The 400-Word Review: The Lego Movie 2
The original "Lego Movie" was a welcome surprise. Somehow, the sequel manages to improve on its predecessor.
Photo courtesy Warner Bros. Pictures
The first “Lego Movie,” released in early 2014, was an utter shock. What seemed like the most blatant example of product placement in cinema history — a narrative film about building blocks? Really? — turned out to be the funniest cartoon of the year, a smart riff on play and branding.
The original was universally embraced (by everyone except the Oscar voters). A spinoff, “The Lego Batman Movie,” was seriously funny on its own — and had a few insightful things to say about the Caped Crusader. (We won’t talk about “The Lego Ninjago Movie.”)
Five years and a somewhat troubled production history have passed between the original and “The Lego Movie 2: The Second Part.” As much as I loved the original, I let cynicism creep in: This couldn’t work again, could it?
Yes. Yes it can. So well, in fact, that “The Lego Movie 2” actually corrects for the original film’s only major flaw.
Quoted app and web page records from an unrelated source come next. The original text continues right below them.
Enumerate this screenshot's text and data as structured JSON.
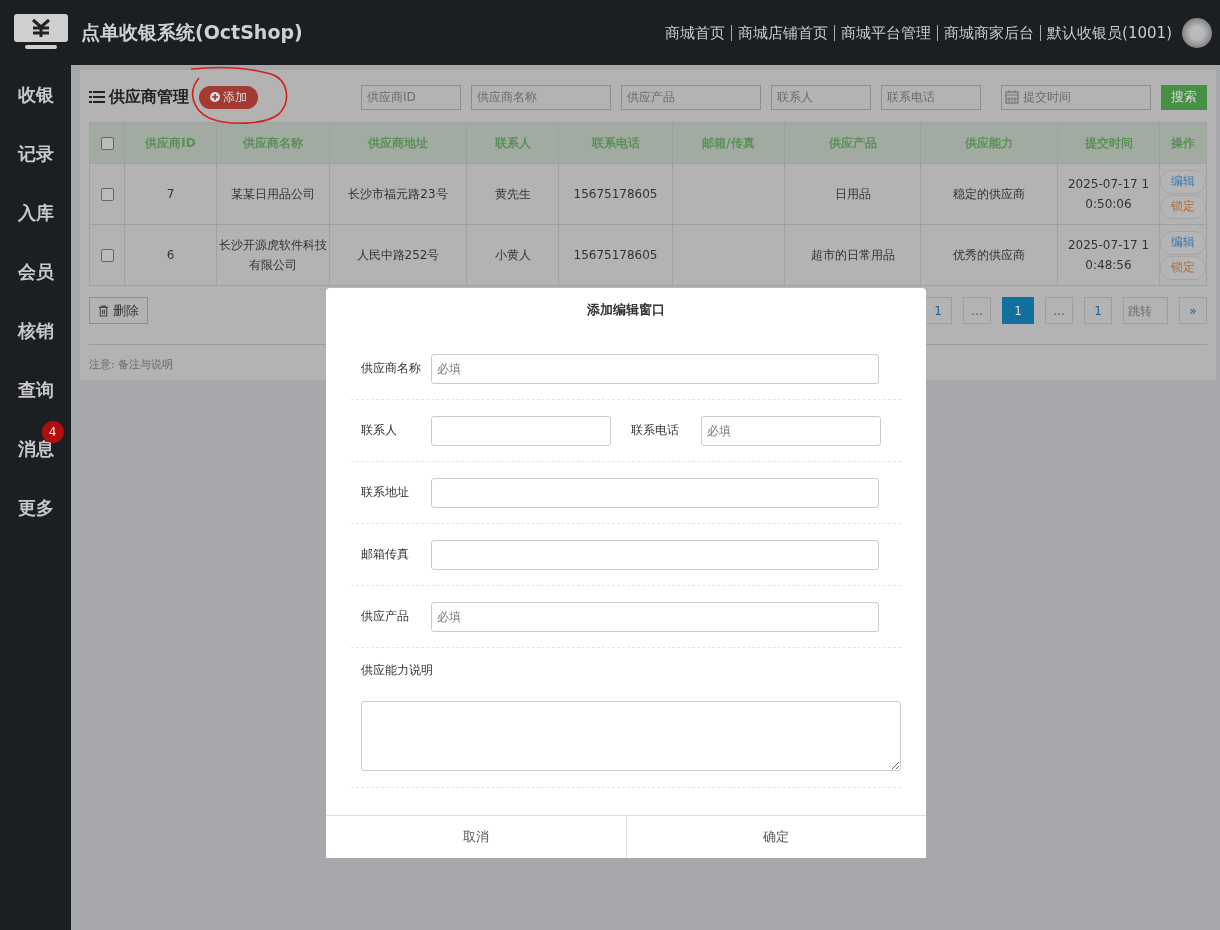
{
  "header": {
    "title": "点单收银系统(OctShop)",
    "links": [
      "商城首页",
      "商城店铺首页",
      "商城平台管理",
      "商城商家后台",
      "默认收银员(1001)"
    ]
  },
  "sidebar": {
    "items": [
      {
        "label": "收银"
      },
      {
        "label": "记录"
      },
      {
        "label": "入库"
      },
      {
        "label": "会员"
      },
      {
        "label": "核销"
      },
      {
        "label": "查询"
      },
      {
        "label": "消息",
        "badge": "4"
      },
      {
        "label": "更多"
      }
    ]
  },
  "panel": {
    "title": "供应商管理",
    "add_button": "添加",
    "filters": [
      {
        "kind": "text",
        "placeholder": "供应商ID"
      },
      {
        "kind": "text",
        "placeholder": "供应商名称"
      },
      {
        "kind": "text",
        "placeholder": "供应产品"
      },
      {
        "kind": "text",
        "placeholder": "联系人"
      },
      {
        "kind": "text",
        "placeholder": "联系电话"
      },
      {
        "kind": "date",
        "placeholder": "提交时间"
      }
    ],
    "search_button": "搜索",
    "table": {
      "select_all_checked": false,
      "columns": [
        "供应商ID",
        "供应商名称",
        "供应商地址",
        "联系人",
        "联系电话",
        "邮箱/传真",
        "供应产品",
        "供应能力",
        "提交时间",
        "操作"
      ],
      "rows": [
        {
          "checked": false,
          "cells": [
            "7",
            "某某日用品公司",
            "长沙市福元路23号",
            "黄先生",
            "15675178605",
            "",
            "日用品",
            "稳定的供应商",
            "2025-07-17 10:50:06"
          ],
          "actions": [
            "编辑",
            "锁定"
          ]
        },
        {
          "checked": false,
          "cells": [
            "6",
            "长沙开源虎软件科技有限公司",
            "人民中路252号",
            "小黄人",
            "15675178605",
            "",
            "超市的日常用品",
            "优秀的供应商",
            "2025-07-17 10:48:56"
          ],
          "actions": [
            "编辑",
            "锁定"
          ]
        }
      ]
    },
    "delete_button": "删除",
    "pagination": [
      {
        "label": "1",
        "selected": false
      },
      {
        "label": "...",
        "selected": false
      },
      {
        "label": "1",
        "selected": true
      },
      {
        "label": "...",
        "selected": false
      },
      {
        "label": "1",
        "selected": false
      }
    ],
    "jump_placeholder": "跳转",
    "next": "»",
    "note": "注意: 备注与说明"
  },
  "dialog": {
    "title": "添加编辑窗口",
    "rows": [
      {
        "fields": [
          {
            "label": "供应商名称",
            "placeholder": "必填"
          }
        ]
      },
      {
        "fields": [
          {
            "label": "联系人"
          },
          {
            "label": "联系电话",
            "placeholder": "必填"
          }
        ]
      },
      {
        "fields": [
          {
            "label": "联系地址"
          }
        ]
      },
      {
        "fields": [
          {
            "label": "邮箱传真"
          }
        ]
      },
      {
        "fields": [
          {
            "label": "供应产品",
            "placeholder": "必填"
          }
        ]
      }
    ],
    "textarea_label": "供应能力说明",
    "buttons": [
      "取消",
      "确定"
    ]
  }
}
This time: The technicolor community of awesome home to Emmet (Chris Pratt) and Wyldstyle (Elizabeth Banks) has become a “Mad Max”-esque wasteland, thanks to the incursion of extraterrestrial playthings. When even-more-advanced aliens abduct most of Emmet’s friends, they have a new world to confront — and Emmet needs to stop being so un-jaded and go to war.
The reveal in the original film was that the toys were … well, toys. The camera moved back to find pre-teen Finn (Jadon Sand, in both chapters) playing with his father’s carefully constructed world; the message, about creativity over rigidity, was heavy-handed for an irreverent film.
This time, though, the real-world segments are surprisingly powerful. Those alien invaders are courtesy of Finn’s little sister, Bianca (Brooklynn Prince). The journey of two siblings learning to play together is deeply effective.
More importantly, an excellent voice cast returns. Alison Brie, Will Arnett, Charlie Day and more reprise roles; newcomers include Tiffany Haddish and Stephanie Beatriz, both of whom fit in perfectly.
And it’s really, really funny. Admittedly, this chapter loses some punch thanks to lapsed licensing deals; while the series’ extended riff on the DC Universe is intact (and uproarious), most of the branded characters that popped up before are gone. It’s a shame, because “The Lego Movie” boasted some of the best meta-humor in recent years.
Fortunately, this one has a runner about a Lego banana. I’m still laughing. That’s the spinoff I need: The Lego Banana Movie.
My Rating: 8/10